A typical SME’s website won’t have enough traffic to help an AI chatbot learn. It’ll starve for experience.
AI chatbots expect visitors to type in their question. Many users prefer to tap a button to select a question. It’s quicker.
An AI chatbot can have an indefinite development process. You can’t be sure when it will have learnt enough to answer questions satisfactorily.


Advantages of a scripted chatbot Disadvantages of a scripted chatbot
Scripted chatbots can be context sensitive. They can ask questions and present options that are specifically relevant to the page your website visitor is on. The script needs tweaking every time you develop a new service or want to promote a new option.
You can drive people towards products/services or areas of your website based on the questions you present to them. Scripted chatbots can only answer questions you’ve prepared. They don’t offer the free format “ask whatever you like” breadth of a chatbot with artificial intelligence.
A scripted chatbot reduces service costs by automatically answering common questions without human intervention.
Development is a finite process.

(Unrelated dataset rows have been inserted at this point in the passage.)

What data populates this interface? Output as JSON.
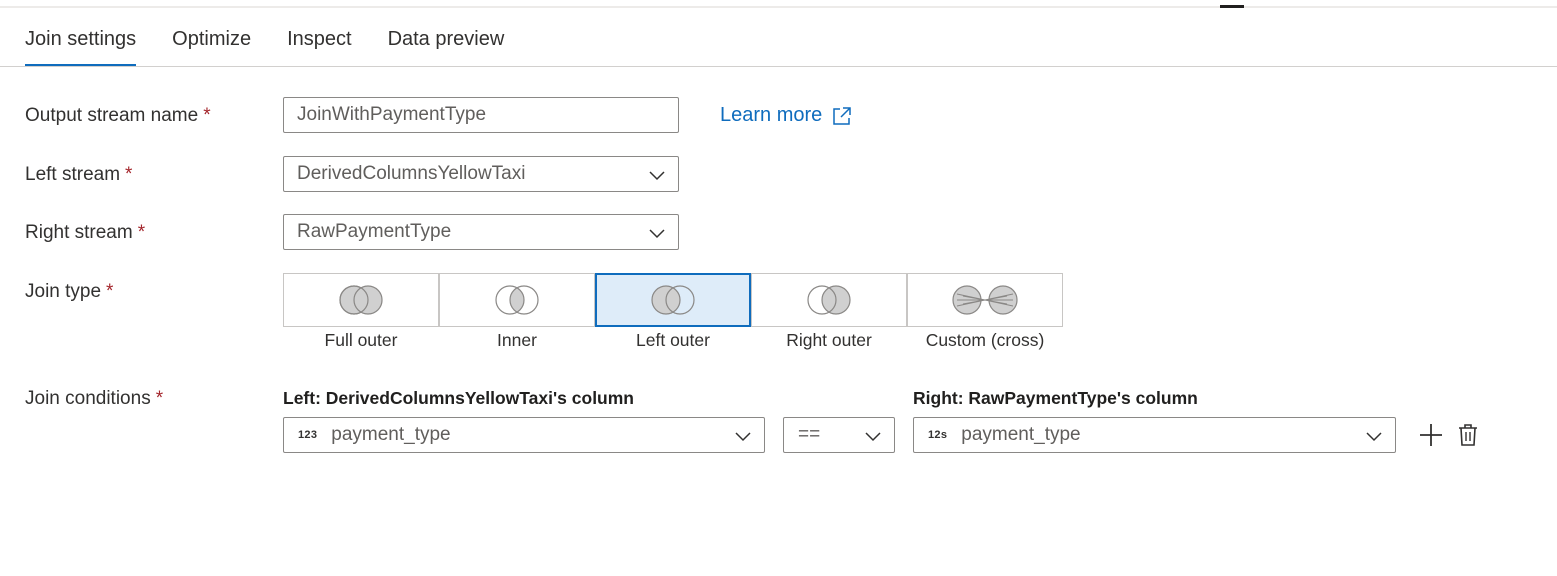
{
  "tabs": [
    {
      "label": "Join settings",
      "active": true
    },
    {
      "label": "Optimize",
      "active": false
    },
    {
      "label": "Inspect",
      "active": false
    },
    {
      "label": "Data preview",
      "active": false
    }
  ],
  "form": {
    "output_stream": {
      "label": "Output stream name",
      "required_mark": "*",
      "value": "JoinWithPaymentType"
    },
    "learn_more": {
      "label": "Learn more",
      "icon": "external-link-icon"
    },
    "left_stream": {
      "label": "Left stream",
      "required_mark": "*",
      "value": "DerivedColumnsYellowTaxi"
    },
    "right_stream": {
      "label": "Right stream",
      "required_mark": "*",
      "value": "RawPaymentType"
    },
    "join_type": {
      "label": "Join type",
      "required_mark": "*",
      "selected": "Left outer",
      "options": [
        {
          "label": "Full outer",
          "icon": "venn-full-outer-icon"
        },
        {
          "label": "Inner",
          "icon": "venn-inner-icon"
        },
        {
          "label": "Left outer",
          "icon": "venn-left-outer-icon"
        },
        {
          "label": "Right outer",
          "icon": "venn-right-outer-icon"
        },
        {
          "label": "Custom (cross)",
          "icon": "venn-cross-icon"
        }
      ]
    },
    "join_conditions": {
      "label": "Join conditions",
      "required_mark": "*",
      "left_header": "Left: DerivedColumnsYellowTaxi's column",
      "right_header": "Right: RawPaymentType's column",
      "left_type_badge": "123",
      "left_value": "payment_type",
      "operator": "==",
      "right_type_badge": "12s",
      "right_value": "payment_type"
    }
  },
  "colors": {
    "accent": "#0f6cbd",
    "required": "#a4262c",
    "selected_bg": "#deecf9",
    "venn_fill": "#d0d0d0",
    "venn_stroke": "#8a8886"
  }
}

You know the questions you want to present and the answers you want to deliver. Once the script is written, the project is complete.
Scripted chatbots work better for visitors who struggle with English. It might not be their first language. Or they may be dyslexic. Or there could be many other reasons why typing a question is not easy for them. Presenting questions they can tap is a more accessible option.

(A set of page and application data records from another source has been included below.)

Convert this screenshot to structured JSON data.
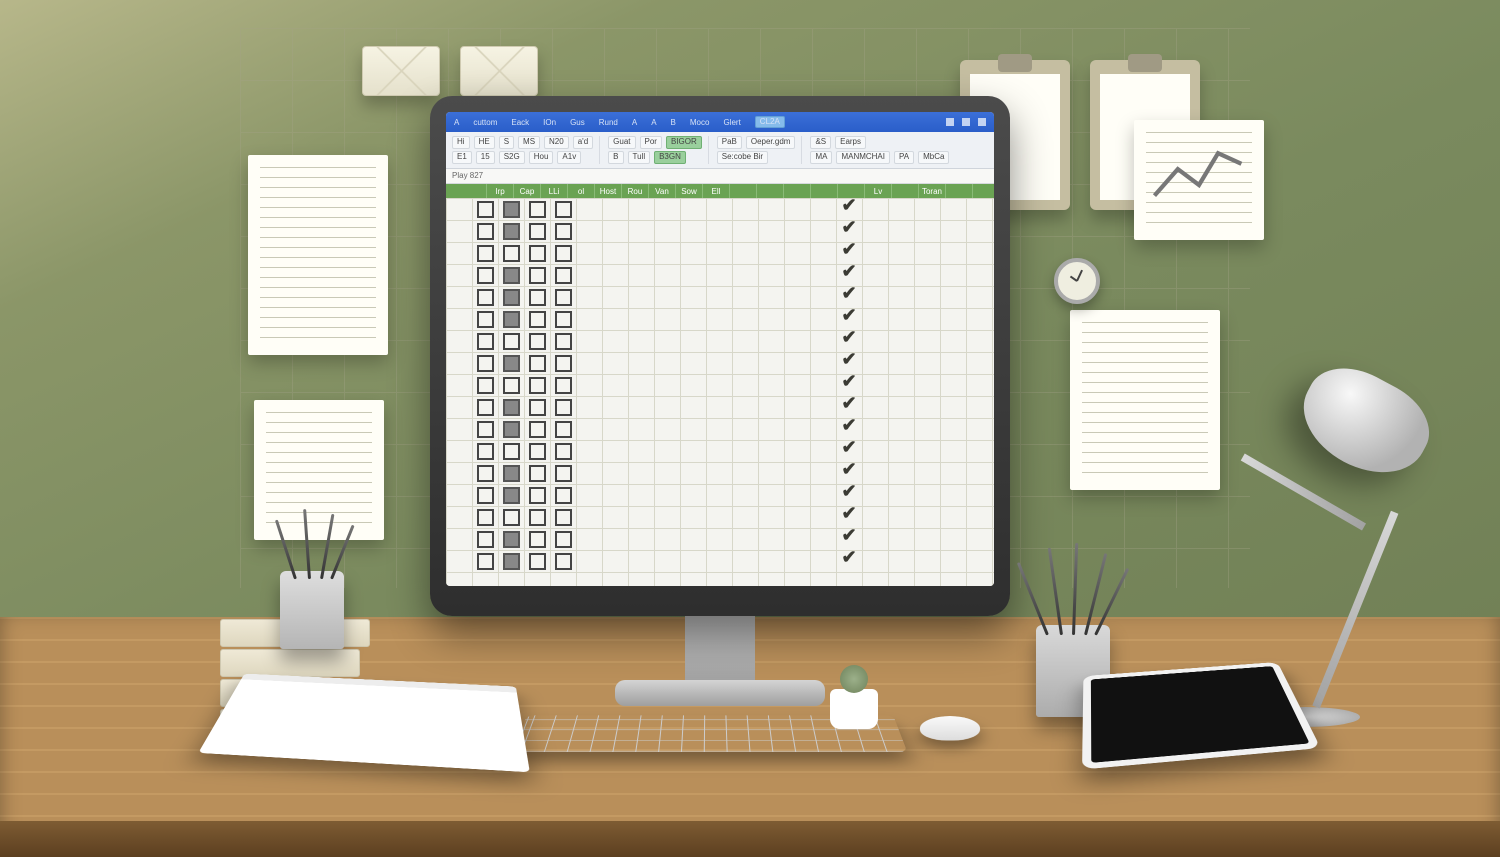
{
  "titlebar": {
    "items": [
      "A",
      "cuttom",
      "Eack",
      "IOn",
      "Gus",
      "Rund",
      "A",
      "A",
      "B",
      "Moco",
      "Glert"
    ],
    "accent": "CL2A"
  },
  "ribbon": {
    "g1": [
      "Hi",
      "HE",
      "S",
      "MS",
      "N20",
      "a'd",
      "E1",
      "15",
      "S2G",
      "Hou",
      "A1v"
    ],
    "g2": [
      "Guat",
      "Por",
      "B",
      "BIGOR",
      "Tull",
      "B3GN"
    ],
    "g3": [
      "PaB",
      "Oeper.gdm",
      "Se:cobe Bir"
    ],
    "g4": [
      "&S",
      "MA",
      "Earps",
      "MANMCHAI",
      "PA",
      "MbCa"
    ]
  },
  "namebox": "Play 827",
  "columns": [
    "",
    "Irp",
    "Cap",
    "LLi",
    "ol",
    "Host",
    "Rou",
    "Van",
    "Sow",
    "Ell",
    "",
    "",
    "",
    "",
    "",
    "Lv",
    "",
    "Toran",
    "",
    ""
  ],
  "col2Filled": [
    true,
    true,
    false,
    true,
    true,
    true,
    false,
    true,
    false,
    true,
    true,
    false,
    true,
    true,
    false,
    true,
    true
  ],
  "checkRows": 17
}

What to look for in your chatbot provider?

We make no apologies for promoting the chat function available in Zoho SalesIQ which is itself part of the Zoho One integrated package. It’s unbeatable value when compared to Drift, Leadoo, HubSpot, ZenDesk et al. But whichever chat function provider you consider, there are baselines to consider:

  1. It needs to talk to your other systems. It should pass conversation summaries to your CRM system and maybe even get account information back. It should be a part of your service desk facility if you have one.
  2. It needs to provide live chat and chatbot functions. Live chat is common. Chatbots are more problematic because you need a development environment for your scripts.

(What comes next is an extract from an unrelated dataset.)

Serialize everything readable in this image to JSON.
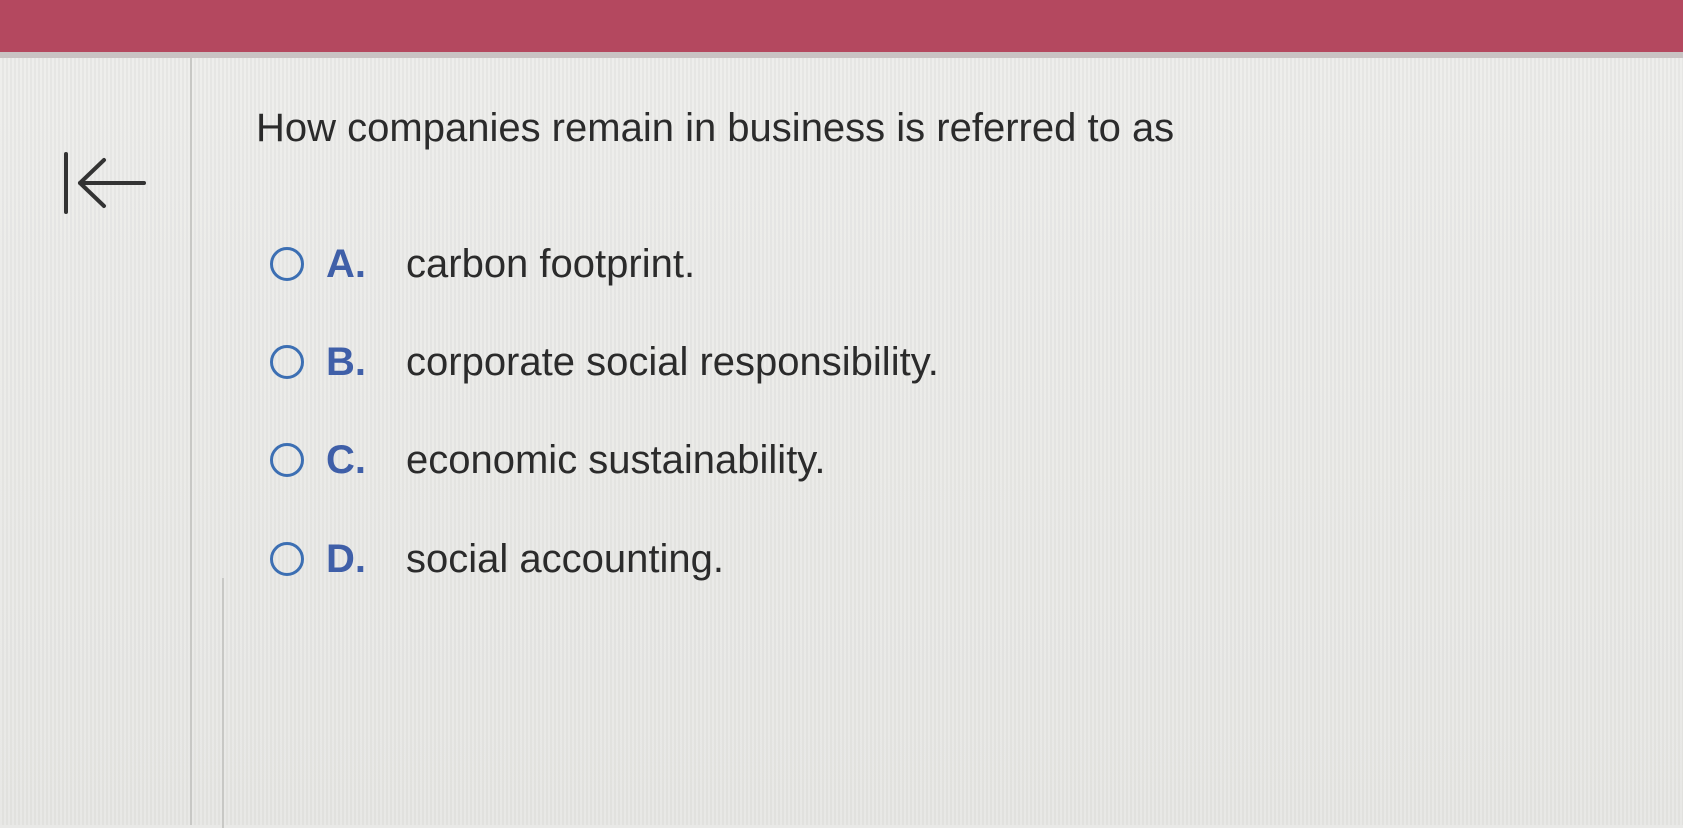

How much does a chatbot cost?

Chatbot costs are divided into two parts.

  1. You need to buy the development platform, the tool that adds the functionality to your website.
    1. Drift, the company that popularised chatbots and “conversational marketing”, charges an eye-watering $400 per month for their facility. Leadoo costs €599 per month. That’s a struggle for any SME. And remember that both of these are just chatbot platforms.
    2. HubSpot make chatbots part of their Marketing Hub platform which starts at £42 per user per month and includes a few other marketing functions (but their good stuff is in the package that costs £655 per month). That’s beyond the reach of many SMEs too.
    3. Zoho, the platform we use, package chatbots as part of their SalesIQ application. This starts at £14 per user per month. But it’s even better value if you buy SalesIQ as part of Zoho One, a 40-application suite that includes SalesIQ, MarketingHub, CRM, accounts, webinar software and a host of other applications. This pushes the price to £35 per month per user – well within the reach for SMEs.
  2. Then you need to pay somebody to develop the chatbots that will help your visitors. We have a simple way of pricing this development: £45 per question. It doesn’t matter what the question is, each one costs £45. Some of them are really complicated and take a long time to develop, some of them are simpler or similar to other questions. Things tend to balance out over an entire chatbot project. By using a simple pricing system, you know how much a chatbot project is going to cost you before you commission it and, if you decide you want to change it midway, you know how much the extra questions are going to cost you. To give you an example of how this pricing model works in practice, our brand bot ‘Bridget’ would cost £585.